The ONS Postcode Directory is a dataset that assigns administrative fields to postcodes. If your service is likely to require details such as NHS area codes or CCG codes from your users, then this is the dataset you need.
All these datasets provide a remarkable level of detail for addresses and non-address objects in the UK. However it’s also important to bear in mind when you’re capturing your user’s location data that there’s no reason to collect more information than you need. And if you intend on storing this data, make sure you’re not attaching personal or identifiable data to each data file. This isn’t something that directly affects usability, but it will prevent exploitation of your user data.
Design for the platform - and the location
When most people take a stab at their mobile phone screen, each tap represents an area about 36 pixels across. When this 36-pixel peck launches the user to the other side of town on the tiny map they’re squinting at, you’ve got a usability problem.
Take a walk in your customer’s shoes to discover how usable your service really is. Are they using your app in bright sunlight, making it hard to read the map you’re presenting? Are the turn-by-turn directions inaudible over traffic noise? Or are your users sat at desks with wide screen monitors, zooming in to get an extra level of detail for their reports? Context is everything in usability, and location services are no exception.
Make sure you’ve carried out detailed research, such as user journeys, before you begin designing, and test test test at every stage along the way. Testing prototypes of your service is the best way to ensure your interface is exactly as detailed as you need it to be. Adobe has some great tips to get you started on Map UI design.
Now where was I?
Does your user know where they are already? For example, would they be using your service at home, or the office, or while travelling? If your users want to override the location data provided by GPS, then you will need some form of manual data input.
This is all about user control and efficiency - cornerstones of a great user experience. For your users to retain a sense of control while using the app, while also making it as user friendly as possible, you need to find the most efficient way for users to input their location.
An address autocomplete API is a great way of providing this.
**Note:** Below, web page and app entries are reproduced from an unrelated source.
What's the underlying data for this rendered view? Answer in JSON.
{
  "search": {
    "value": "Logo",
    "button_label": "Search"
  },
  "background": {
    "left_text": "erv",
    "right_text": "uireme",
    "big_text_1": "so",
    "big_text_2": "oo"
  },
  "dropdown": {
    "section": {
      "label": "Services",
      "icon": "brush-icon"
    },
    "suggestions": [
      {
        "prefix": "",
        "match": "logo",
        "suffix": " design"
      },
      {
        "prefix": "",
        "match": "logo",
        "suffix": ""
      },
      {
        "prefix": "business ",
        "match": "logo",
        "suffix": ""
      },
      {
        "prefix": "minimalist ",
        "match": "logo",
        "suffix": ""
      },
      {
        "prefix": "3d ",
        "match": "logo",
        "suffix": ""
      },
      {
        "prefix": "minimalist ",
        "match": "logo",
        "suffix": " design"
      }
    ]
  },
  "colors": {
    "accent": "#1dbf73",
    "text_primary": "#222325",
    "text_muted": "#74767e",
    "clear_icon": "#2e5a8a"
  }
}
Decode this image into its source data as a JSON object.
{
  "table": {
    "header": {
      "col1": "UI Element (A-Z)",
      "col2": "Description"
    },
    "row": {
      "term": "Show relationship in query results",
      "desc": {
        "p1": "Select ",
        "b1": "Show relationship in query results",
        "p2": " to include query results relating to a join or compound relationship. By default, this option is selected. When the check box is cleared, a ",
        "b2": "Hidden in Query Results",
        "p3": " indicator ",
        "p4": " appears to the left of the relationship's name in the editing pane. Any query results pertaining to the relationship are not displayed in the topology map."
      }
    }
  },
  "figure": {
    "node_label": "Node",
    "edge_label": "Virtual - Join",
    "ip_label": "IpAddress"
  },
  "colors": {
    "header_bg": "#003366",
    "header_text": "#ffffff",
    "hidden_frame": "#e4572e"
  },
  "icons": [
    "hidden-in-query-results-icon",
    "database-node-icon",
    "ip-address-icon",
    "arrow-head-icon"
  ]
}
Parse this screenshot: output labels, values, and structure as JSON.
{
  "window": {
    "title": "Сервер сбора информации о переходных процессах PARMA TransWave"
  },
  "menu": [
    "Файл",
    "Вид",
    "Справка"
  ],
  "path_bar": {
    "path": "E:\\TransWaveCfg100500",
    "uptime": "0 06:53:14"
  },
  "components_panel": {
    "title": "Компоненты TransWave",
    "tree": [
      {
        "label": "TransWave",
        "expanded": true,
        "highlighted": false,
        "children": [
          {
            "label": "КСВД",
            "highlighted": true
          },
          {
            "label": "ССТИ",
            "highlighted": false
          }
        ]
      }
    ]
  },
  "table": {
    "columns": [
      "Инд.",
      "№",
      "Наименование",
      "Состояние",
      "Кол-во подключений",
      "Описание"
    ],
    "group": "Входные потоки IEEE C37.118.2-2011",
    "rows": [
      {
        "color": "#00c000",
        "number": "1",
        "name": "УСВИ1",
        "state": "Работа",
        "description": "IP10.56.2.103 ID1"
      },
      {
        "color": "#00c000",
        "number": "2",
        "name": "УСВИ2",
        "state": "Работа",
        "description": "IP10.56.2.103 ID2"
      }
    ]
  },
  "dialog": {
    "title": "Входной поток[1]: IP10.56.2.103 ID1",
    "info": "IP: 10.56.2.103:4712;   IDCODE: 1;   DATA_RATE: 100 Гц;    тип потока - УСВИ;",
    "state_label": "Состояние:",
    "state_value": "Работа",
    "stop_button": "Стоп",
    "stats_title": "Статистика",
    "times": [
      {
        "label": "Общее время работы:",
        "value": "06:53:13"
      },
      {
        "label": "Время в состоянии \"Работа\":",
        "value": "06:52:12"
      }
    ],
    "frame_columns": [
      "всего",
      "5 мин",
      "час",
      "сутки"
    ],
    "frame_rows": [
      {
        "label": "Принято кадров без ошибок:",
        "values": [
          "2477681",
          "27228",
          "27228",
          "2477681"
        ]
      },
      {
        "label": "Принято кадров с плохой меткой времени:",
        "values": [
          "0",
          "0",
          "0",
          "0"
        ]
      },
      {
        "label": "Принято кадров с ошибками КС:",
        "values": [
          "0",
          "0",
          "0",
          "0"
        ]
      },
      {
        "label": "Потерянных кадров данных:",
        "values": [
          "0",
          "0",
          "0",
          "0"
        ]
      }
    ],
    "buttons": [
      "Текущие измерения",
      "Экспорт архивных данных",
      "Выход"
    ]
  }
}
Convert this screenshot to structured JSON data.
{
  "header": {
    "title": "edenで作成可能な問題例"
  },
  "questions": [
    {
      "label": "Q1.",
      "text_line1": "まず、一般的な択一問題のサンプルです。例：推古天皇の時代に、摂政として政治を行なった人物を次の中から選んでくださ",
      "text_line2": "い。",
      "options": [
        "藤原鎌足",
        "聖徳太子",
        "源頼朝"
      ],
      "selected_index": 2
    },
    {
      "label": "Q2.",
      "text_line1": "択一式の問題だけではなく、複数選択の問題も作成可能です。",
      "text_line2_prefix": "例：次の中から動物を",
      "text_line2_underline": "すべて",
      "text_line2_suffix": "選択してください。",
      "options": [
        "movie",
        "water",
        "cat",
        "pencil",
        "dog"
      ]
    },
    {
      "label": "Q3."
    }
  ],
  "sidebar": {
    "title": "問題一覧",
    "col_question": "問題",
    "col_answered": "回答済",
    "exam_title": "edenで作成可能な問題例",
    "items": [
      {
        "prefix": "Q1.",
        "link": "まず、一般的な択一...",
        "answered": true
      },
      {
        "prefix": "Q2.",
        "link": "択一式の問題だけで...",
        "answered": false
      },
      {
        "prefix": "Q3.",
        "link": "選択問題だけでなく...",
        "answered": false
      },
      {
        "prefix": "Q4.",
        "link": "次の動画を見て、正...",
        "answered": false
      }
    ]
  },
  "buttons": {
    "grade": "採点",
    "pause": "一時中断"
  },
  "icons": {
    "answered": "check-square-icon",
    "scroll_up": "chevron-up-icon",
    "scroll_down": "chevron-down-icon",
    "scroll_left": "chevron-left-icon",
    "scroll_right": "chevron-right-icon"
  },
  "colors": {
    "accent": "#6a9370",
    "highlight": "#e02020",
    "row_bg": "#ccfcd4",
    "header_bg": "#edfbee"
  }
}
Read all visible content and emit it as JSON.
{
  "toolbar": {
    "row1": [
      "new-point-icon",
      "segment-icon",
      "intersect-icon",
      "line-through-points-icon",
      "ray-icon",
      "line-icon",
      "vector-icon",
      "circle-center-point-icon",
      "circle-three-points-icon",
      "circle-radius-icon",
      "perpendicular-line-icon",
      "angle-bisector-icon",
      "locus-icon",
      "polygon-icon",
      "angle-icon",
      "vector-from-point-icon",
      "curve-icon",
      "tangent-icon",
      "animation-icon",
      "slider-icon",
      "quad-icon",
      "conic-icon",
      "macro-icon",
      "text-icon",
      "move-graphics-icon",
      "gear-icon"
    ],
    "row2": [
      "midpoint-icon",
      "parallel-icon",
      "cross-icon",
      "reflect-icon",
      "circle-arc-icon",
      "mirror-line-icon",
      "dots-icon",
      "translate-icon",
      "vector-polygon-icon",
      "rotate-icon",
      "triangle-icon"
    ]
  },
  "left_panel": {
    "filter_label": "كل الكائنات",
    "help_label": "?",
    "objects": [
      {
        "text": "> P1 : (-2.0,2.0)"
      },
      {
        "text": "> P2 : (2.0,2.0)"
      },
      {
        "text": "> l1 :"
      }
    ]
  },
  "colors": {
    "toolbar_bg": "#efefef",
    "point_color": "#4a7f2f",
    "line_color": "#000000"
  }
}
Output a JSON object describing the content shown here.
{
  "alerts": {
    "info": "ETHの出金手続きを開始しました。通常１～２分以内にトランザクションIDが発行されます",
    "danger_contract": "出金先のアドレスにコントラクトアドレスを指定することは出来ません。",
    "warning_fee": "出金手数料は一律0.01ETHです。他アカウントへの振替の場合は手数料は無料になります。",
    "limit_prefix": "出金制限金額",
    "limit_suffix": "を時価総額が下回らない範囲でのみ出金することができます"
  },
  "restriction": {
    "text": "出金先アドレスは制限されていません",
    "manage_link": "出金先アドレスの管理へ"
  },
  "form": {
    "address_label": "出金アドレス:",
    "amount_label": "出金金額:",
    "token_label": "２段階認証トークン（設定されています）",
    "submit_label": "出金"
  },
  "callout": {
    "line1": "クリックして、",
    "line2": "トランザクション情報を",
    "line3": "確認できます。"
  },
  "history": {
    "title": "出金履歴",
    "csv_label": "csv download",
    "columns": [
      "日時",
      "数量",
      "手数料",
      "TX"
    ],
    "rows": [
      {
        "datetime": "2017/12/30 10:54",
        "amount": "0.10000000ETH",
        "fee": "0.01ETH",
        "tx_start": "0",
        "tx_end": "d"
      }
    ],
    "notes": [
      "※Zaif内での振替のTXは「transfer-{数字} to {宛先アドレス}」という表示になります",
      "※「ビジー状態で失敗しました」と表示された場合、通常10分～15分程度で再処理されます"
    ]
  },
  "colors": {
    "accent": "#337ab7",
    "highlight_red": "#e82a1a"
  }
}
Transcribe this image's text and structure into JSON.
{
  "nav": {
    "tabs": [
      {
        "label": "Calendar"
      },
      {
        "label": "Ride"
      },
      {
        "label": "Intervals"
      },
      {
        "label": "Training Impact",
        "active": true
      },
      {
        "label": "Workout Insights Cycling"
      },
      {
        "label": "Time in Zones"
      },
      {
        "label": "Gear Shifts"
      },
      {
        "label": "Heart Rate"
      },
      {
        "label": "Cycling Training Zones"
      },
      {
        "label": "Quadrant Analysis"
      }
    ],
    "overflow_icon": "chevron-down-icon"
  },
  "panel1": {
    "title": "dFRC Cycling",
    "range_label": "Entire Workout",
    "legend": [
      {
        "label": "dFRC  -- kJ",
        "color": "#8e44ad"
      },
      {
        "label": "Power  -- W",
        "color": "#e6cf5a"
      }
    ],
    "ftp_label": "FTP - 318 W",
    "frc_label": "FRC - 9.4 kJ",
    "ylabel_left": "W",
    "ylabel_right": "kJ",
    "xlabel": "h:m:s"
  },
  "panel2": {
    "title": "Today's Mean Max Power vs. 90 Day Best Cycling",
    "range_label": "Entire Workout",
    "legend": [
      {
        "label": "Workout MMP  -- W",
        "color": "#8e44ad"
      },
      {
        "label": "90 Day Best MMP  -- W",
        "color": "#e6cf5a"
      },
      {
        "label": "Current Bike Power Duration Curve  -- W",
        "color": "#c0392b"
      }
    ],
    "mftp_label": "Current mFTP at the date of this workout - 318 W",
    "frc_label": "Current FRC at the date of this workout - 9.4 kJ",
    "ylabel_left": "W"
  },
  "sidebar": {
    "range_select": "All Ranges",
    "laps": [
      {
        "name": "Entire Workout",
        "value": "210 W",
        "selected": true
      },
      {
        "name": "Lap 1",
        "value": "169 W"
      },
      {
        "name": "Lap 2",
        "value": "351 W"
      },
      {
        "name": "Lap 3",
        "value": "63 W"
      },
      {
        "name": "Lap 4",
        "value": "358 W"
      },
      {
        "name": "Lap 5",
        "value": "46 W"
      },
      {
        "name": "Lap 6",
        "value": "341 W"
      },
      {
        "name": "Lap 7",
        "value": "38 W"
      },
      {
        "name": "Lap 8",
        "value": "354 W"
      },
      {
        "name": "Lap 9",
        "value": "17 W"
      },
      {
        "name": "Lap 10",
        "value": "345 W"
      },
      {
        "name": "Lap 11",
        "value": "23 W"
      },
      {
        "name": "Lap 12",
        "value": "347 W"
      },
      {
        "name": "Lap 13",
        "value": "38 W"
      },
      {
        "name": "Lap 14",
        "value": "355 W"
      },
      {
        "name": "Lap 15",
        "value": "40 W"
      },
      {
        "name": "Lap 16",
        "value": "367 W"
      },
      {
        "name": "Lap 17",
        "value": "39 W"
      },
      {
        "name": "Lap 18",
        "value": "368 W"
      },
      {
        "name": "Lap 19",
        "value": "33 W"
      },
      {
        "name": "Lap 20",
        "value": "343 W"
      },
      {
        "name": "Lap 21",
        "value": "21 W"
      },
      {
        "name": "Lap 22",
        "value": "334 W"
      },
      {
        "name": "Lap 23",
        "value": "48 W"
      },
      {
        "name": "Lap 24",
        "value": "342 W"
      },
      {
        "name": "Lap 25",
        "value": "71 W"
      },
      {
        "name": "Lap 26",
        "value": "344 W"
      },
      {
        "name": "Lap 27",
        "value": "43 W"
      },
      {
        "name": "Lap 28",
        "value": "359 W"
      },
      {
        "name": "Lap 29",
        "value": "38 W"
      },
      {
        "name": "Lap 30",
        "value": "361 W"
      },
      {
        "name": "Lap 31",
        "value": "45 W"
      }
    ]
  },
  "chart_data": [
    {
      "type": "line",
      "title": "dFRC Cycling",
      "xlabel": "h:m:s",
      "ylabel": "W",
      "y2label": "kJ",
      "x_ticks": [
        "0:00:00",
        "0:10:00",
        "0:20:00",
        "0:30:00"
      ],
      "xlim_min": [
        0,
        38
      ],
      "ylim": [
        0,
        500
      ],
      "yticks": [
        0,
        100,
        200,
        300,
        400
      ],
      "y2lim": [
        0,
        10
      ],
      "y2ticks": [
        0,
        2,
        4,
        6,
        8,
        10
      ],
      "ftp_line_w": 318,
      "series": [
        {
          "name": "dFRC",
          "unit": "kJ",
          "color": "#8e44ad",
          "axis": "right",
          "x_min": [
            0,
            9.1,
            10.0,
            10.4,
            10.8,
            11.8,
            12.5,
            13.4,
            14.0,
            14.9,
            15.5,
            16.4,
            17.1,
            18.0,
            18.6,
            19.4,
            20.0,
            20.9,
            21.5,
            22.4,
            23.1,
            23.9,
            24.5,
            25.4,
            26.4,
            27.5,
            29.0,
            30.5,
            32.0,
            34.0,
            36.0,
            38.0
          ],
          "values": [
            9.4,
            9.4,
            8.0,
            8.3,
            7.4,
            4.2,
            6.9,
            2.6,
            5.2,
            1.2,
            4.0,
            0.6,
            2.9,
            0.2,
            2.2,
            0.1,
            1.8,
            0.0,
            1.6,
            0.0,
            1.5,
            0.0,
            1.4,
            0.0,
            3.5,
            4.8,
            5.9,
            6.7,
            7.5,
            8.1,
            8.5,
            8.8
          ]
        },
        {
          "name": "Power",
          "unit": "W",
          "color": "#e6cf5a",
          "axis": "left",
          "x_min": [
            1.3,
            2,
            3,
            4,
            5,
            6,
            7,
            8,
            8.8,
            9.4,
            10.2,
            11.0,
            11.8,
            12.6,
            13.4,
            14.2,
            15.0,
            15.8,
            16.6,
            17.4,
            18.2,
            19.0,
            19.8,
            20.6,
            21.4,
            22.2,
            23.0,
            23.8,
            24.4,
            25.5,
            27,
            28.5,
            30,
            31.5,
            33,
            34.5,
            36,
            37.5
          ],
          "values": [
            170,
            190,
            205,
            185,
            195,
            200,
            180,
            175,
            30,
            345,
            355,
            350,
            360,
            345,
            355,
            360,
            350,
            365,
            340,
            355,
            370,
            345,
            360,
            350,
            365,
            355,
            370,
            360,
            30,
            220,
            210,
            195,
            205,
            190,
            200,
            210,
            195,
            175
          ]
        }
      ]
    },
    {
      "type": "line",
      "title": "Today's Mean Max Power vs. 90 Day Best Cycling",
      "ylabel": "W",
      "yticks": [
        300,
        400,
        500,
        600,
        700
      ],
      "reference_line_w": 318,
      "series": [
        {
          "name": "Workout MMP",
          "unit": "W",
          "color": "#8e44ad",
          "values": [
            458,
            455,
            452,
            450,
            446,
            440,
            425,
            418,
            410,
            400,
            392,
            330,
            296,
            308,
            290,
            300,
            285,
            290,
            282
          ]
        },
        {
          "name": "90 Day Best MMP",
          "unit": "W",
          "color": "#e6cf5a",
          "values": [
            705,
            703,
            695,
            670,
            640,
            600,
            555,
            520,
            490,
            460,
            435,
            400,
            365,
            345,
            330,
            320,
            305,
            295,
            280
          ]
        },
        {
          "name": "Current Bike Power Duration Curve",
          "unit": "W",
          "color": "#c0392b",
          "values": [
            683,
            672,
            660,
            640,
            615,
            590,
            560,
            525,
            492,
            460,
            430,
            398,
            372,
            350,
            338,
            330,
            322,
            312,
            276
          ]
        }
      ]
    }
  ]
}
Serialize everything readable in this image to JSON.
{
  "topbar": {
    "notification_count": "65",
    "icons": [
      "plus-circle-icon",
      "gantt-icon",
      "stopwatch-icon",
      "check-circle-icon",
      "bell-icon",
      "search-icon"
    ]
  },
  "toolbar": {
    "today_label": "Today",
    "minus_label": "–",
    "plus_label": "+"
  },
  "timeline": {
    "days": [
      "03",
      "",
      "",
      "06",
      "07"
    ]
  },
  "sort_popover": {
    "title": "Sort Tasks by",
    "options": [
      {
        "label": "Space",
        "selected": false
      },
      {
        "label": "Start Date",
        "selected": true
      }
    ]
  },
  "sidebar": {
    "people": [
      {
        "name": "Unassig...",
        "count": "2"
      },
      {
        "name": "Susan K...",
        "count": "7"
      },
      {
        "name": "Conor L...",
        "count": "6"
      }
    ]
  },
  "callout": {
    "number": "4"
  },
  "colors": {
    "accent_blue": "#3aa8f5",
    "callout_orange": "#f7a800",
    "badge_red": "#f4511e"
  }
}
Instead of multiple address fields, the user simply has to start typing their address, then select the correct address from the list. A good autocomplete API can also correct common errors or compensate for typos. Who can remember their friend’s postcode off the top of their head when they’re ordering a bunch of flowers, or a pizza for dinner? Autocomplete also works brilliantly when a user doesn’t know the details of a full address.
When location services really work, they’re invaluable. However, you need to put your users’ needs first:
- Only gather as much location data as you need to, when you need to.
- Be flexible enough to allow your users to take control when they need to.
- Make use of existing location data APIs to ensure the data you collect is accurate enough to meet both your and your users’ needs.